Nearly half a century ago, Spring Valley Academy was founded as the successor to the original Seventh-Day Adventist school in the Dayton area. Today, the school is undertaking an ambitious new building project to add a chapel and auditorium space that will aid and emphasize the school’s mission to provide religious-based education and a welcoming environment for students.

“Our aim is to bring in lots of natural light into a more appropriate space for band and choir,” says Frank Perez, retired CEO of Kettering Health Network, of the auditorium space that will ultimately seat around 350. Perez, chairman of the board of Spring Valley Academy and chair of the development committee heading this project, notes that the school’s “emphasis on body, mind, and soul” means that it is “hugely influenced by the arts.”

The project is spearheaded by a number of local business leaders, some of whom have seen the difference the school has made in their own lives and the lives of their children. “It’s made a tremendous difference for me as a parent to have Spring Valley Academy,” says local contractor Tom Peebles, who saw three children graduate from the school. “[The chapel/auditorium] has been in the making for a long, long time. It’s a labor of love,” he says.

Roy Chew, current president of Kettering Health Network, says that Spring Valley Academy has had a tremendous impact on the health network. “We have many employees who are alumni or who have children there,” he says. In fact, the KHN community is so involved with the success of Spring Valley Academy that one of its surgeons played the iconic role of Captain VonTrapp in the school’s recent fundraising production of The Sound of Music.

“The school has a great mission; it provides a great opportunity for [students] to get a moral, Christian education,” says Chew. Mark Merrell, owner of Merrell Plumbing, agrees. “From the beginning, we planned to put a chapel in; it’s important for all kids to be in a chapel service once or twice a week,” he says. Merrell has sent four children to Spring Valley Academy, and he has seen the work ethic exhibited by the students when he owned a car wash business. “The Spring Valley Academy students outwork the other kids by far,” he says.

Overall, the project will help Spring Valley Academy serve its target populations, which include not only students from Centerville but also those from Dayton proper and even some from overseas. “It’s more than just music; it’s breaking barriers.
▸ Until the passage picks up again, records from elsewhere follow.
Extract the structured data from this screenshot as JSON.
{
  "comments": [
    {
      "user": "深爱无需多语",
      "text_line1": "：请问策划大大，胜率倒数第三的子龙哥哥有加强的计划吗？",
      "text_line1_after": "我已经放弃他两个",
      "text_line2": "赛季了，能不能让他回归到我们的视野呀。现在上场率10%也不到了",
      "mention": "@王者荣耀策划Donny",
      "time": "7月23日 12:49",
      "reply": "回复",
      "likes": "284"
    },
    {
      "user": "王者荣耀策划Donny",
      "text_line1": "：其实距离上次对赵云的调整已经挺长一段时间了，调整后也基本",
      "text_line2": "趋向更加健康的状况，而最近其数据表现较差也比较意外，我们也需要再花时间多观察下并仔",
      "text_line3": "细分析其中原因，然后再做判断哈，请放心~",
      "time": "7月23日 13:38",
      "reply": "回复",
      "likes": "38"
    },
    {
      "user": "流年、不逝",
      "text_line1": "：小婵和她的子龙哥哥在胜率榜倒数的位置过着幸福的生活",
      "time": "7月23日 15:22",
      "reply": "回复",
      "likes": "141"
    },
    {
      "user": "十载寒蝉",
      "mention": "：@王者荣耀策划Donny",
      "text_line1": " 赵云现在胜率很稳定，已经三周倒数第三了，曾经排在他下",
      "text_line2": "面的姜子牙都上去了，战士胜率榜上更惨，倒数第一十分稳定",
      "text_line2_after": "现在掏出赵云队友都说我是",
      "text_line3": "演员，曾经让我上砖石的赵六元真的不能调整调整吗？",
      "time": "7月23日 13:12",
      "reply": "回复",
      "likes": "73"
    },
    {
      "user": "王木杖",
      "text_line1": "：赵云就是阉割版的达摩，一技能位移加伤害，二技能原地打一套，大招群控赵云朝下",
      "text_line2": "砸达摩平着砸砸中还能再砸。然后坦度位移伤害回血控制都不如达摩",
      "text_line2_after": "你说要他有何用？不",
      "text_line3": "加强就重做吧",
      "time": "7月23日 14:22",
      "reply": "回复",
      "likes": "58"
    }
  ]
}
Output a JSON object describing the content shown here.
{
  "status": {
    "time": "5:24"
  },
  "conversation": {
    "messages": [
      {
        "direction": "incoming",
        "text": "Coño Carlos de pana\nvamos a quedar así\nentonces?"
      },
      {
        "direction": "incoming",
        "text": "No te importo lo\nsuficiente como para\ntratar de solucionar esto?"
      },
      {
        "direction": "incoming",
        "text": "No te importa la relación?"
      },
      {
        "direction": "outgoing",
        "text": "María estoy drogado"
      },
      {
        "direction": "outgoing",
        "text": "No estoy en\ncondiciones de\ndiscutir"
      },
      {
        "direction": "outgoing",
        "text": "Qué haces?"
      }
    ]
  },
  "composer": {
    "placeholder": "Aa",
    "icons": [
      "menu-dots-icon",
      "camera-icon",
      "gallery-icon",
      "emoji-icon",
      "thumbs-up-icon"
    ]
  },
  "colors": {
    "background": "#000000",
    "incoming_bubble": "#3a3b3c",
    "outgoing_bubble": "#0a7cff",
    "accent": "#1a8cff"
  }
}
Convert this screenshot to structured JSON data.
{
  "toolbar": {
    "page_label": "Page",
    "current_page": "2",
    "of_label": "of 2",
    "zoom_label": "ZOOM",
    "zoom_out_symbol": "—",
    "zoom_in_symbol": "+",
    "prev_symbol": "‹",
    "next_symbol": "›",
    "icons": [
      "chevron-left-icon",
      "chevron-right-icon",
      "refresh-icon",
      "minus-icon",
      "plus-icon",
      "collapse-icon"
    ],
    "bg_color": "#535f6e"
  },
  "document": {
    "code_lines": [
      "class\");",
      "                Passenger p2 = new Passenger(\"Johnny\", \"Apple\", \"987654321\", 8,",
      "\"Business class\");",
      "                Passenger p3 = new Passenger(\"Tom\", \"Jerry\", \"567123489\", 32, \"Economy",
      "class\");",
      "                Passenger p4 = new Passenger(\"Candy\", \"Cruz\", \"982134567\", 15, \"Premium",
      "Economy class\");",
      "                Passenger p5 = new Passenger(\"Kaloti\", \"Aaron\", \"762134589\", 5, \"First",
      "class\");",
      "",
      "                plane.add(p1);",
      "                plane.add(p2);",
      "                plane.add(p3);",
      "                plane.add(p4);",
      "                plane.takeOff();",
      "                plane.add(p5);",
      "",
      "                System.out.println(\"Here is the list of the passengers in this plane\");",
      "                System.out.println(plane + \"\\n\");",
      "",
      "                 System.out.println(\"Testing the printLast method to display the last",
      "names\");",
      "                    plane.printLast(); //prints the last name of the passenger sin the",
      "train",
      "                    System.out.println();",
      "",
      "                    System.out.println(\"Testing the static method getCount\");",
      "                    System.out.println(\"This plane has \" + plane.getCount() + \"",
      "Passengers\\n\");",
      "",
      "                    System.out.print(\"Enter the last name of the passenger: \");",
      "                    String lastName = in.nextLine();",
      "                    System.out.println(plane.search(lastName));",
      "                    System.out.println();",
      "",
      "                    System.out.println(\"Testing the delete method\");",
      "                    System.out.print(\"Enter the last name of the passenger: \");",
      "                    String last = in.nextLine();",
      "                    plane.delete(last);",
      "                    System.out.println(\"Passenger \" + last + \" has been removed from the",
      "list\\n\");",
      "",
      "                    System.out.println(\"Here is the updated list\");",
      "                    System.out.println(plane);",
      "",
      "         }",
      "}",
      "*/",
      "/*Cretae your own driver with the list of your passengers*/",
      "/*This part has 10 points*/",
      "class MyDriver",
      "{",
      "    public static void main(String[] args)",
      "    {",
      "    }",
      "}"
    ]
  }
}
It validates children that their education is something to be valued,” Perez says.

“When the time is right, it happens,” says Perez. “We’re developing citizens of the world who will make us all proud.”